But no, please, don’t make me become a Walmart greeter!

So into this life of mine comes something new. doTERRA. I have a friend, Erika, another cancer patient, who was a doTERRA Wellness Consultant. I also have another friend who had told me about her sister, who’d had Stage IV Breast Cancer (Stage IV is considered incurable) who had become cancer free even though she had not been able to complete chemo due to side effects. She used a few supplements, including several from doTERRA, and swore by the doTERRA Frankincense oil that she put on the sole of her feet every night. So I asked Erika about the products. Now the retail price of some of these things is more than I can afford, so Erika suggested that I could become a Wellness Consultant myself. That way I could buy things at wholesale prices, and also receive points back from my purchases, which I could use to get other products.

So that’s what I did.

I have really enjoyed the doTERRA products. I have diffusers around the house, and I have had oils in them most of every day. Some I choose just because I like the smell, and some for the purpose of improving my life. I’d had a nasty chest cold and cough for awhile when I first received my doTERRA shipment. The cough had me up numerous times during the night, and not even the codeine syrup my doctor prescribed could stop it. That night I put the Frankincense on my feet, and I put the doTERRA Breathe blend in the diffuser in my bedroom, and a little bit on my chest. I laid down and just felt so peaceful as I drifted off to sleep. That was the first full night of sleep I’d had in several weeks!

I have really enjoyed learning about the doTERRA products. I know people in MLM schemes where the entire focus seems to be on the MLM scheme rather than on the products. Not so with doTERRA. The products are great. I have tried a lot of the products and look forward to trying more in the future. The doTERRA group I belong to has a Facebook page on which education videos are posted pretty much daily. None of these are about sales and recruiting. They are all about the essential oils, or on various needs people face and how to meet them with the oils.

At any rate, if I make money at this it will be amazing. It will be a miracle! But it is something I can try to do. At the very least I am getting benefits from the products, and that is also something I can share with family and friends.

If you are interested in doTERRA products, I invite you to visit my website, at www.mydoterra.com/sharonmurch. Spend some time learning about essential oils, and the company. In the upper right hand corner, there are three lines. If you click on those three lines, it will allow you to access links where you can shop, or look into joining doTERRA. At the bottom of the page is a link to the product catalog, which has a lot of information on the products, and the wholesale as well as retail prices of them all. And if you happen to be local to the Castro Valley area, send me a message or an email and perhaps we can meet up. I am happy to share with you what I have and what I know, and to give you some free samples. I don’t have anything on me to sell right now, so if you wanted to buy something I’d have to order it. But you know me: I love to give stuff away.

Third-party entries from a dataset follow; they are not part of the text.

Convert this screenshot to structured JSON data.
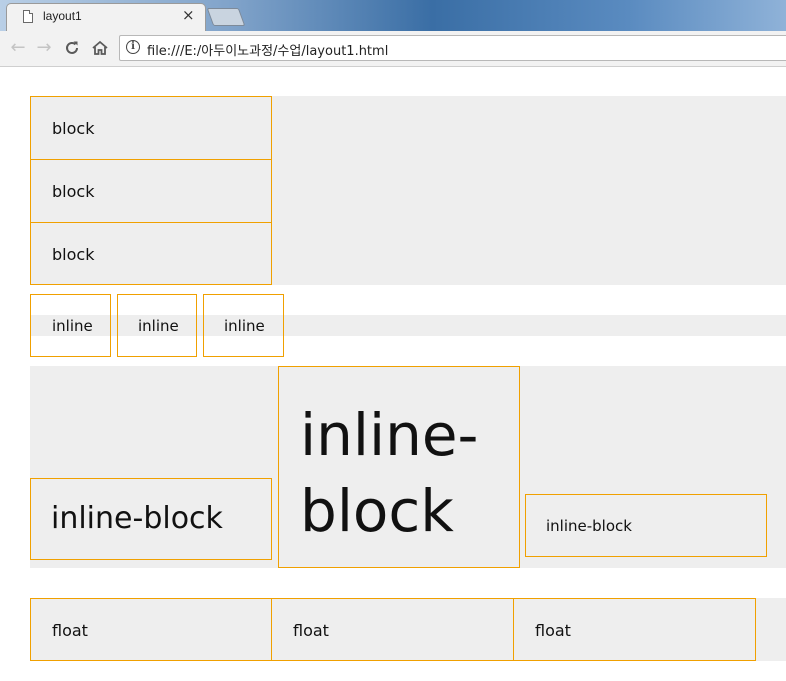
{
  "browser": {
    "tab_title": "layout1",
    "tab_close": "×",
    "url": "file:///E:/아두이노과정/수업/layout1.html",
    "info_glyph": "i"
  },
  "page": {
    "block_items": [
      "block",
      "block",
      "block"
    ],
    "inline_items": [
      "inline",
      "inline",
      "inline"
    ],
    "inline_block_items": [
      "inline-block",
      "inline-block",
      "inline-block"
    ],
    "inline_block_big_line1": "inline-",
    "inline_block_big_line2": "block",
    "float_items": [
      "float",
      "float",
      "float"
    ]
  },
  "colors": {
    "border": "#f0a000",
    "box_bg": "#eeeeee",
    "text": "#111111"
  }
}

Thanks so much for reading this, which I hope doesn’t sound too much like a pitiful cross between a sales pitch and a plea for help. But in with that, it’s an offer, too, for some great products which I absolutely believe will benefit your life and the lives of those you love.